” … Overall, it’s been a really amazing experience because I notice from week to week — from the first scenario to the last scenario — each of the officers, whether they have a year or 25 years (experience), they start changing their approach, which shows that they’re really interested and actually learning and making a difference.”

A key piece to this scenario training comes after the scenario itself has resolved. At that point, Peck, the officers being trained — usually there are one or two per scenario — and the actors take turns discussing how the officers handled the situation, what they did well, what they could have done better, and how they could approach a similar situation in the future.

“There’s this cross-pollination of learning, not just with the officers but with each other,” Stratford actor Edward Daranyi said. “Being able to be in a scenario with Sherine and think about the direction that it’s going and being able to play off one another (is key) because you know that learning is essential to those officers.

“But then hearing them kind of riff with one another about how they proceeded and why they did so, and then having the opportunity to be able to say, ‘This is how I felt inside (as the character),’ … to give (the officers) pointers from the inside … is outstanding. It’s a lot and it’s something you have to practice as an actor.”

Another Stratford actor, Tony White, said one of the most common comments he hears from officers in those post-scenario debriefs is that these acted scenes are nearly identical to those situations officers face in the line of duty — many of which require split-second decisions that could make the difference between life or death.

“They say, ‘I’ve been on these calls and this is exactly what happens.’ It shows the merit of the actors to be able to do that,” White said. ” … It really reinforces or readies (officers) for those situations.”

And that’s the whole point of this scenario training.

Though it’s a brand new program for the local service, Stratford police Chief Greg Skinner said it’s a key component to the police service’s ongoing efforts to move away from the traditional, one-size-fits-all method of policing and toward a more community based approach that leverages all available resources and expertise — both within and outside the organization — to focus on the unique needs of each person officers interact with.

“There’s no recipe for these things,” Skinner said. “You really have to be tuned in to the individual and adjust your response accordingly if you want to have the best outcome. … We’re putting people into uncomfortable positions and that’s what policing is about. We want people to learn from training and, in stressful situations, be able to default to their training so they can respond in the best way possible that keeps everybody safe.
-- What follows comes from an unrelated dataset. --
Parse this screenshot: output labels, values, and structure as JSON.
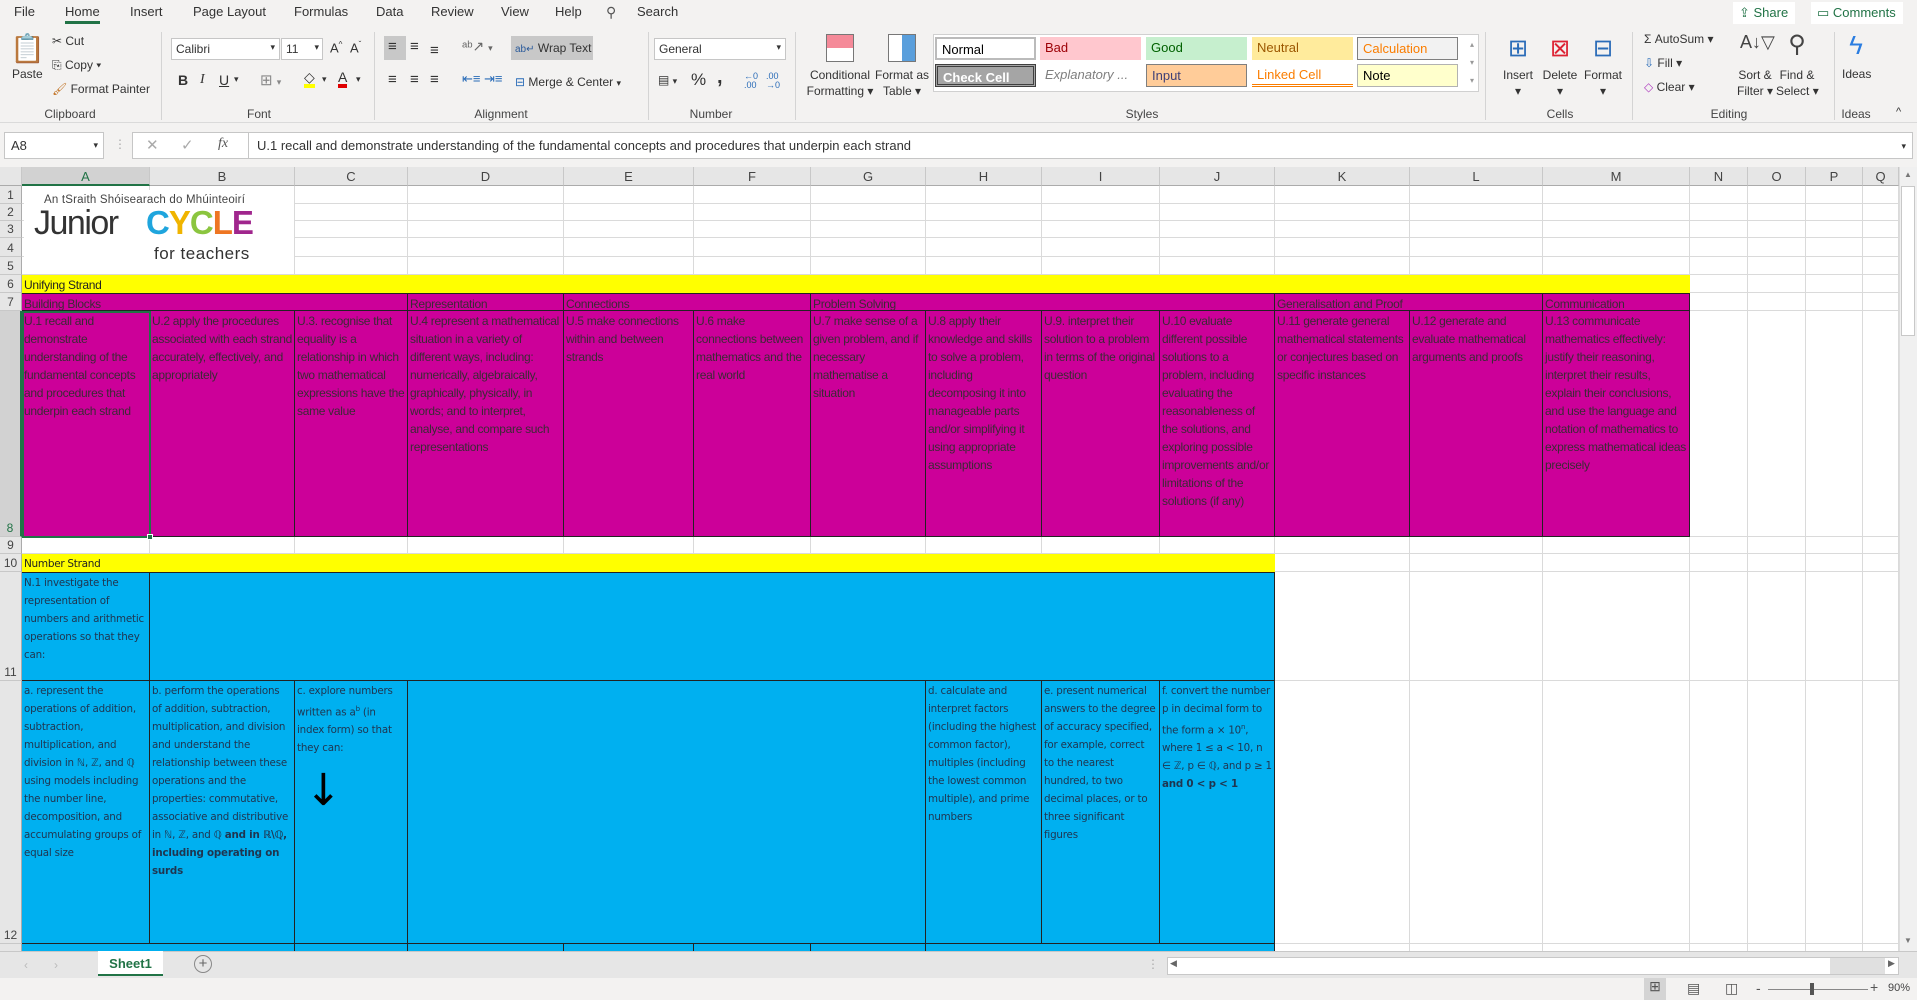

“I think this type of atmosphere, when you’ve got trained actors who are really doing a great job of making this as realistic as possible, puts our officers in the best position possible to respond to real-life situations.”

Already a success in his eyes, Skinner says he hopes to keep this type of scenario-based training as part of the police service’s overall curriculum going forward. Both Skinner and Coughlan hope other police services in the province might also consider adopting this style of training.

By Galen Simmons for

Photo: Actor Sherine Thomas Holder plays a woman in the midst of a schizophrenic episode in this police-training scenario. Stratford Const. Jake Rock tries to coax her to a point where she will allow police to take her to a hospital for assessment. © 2021 Galen Simmons.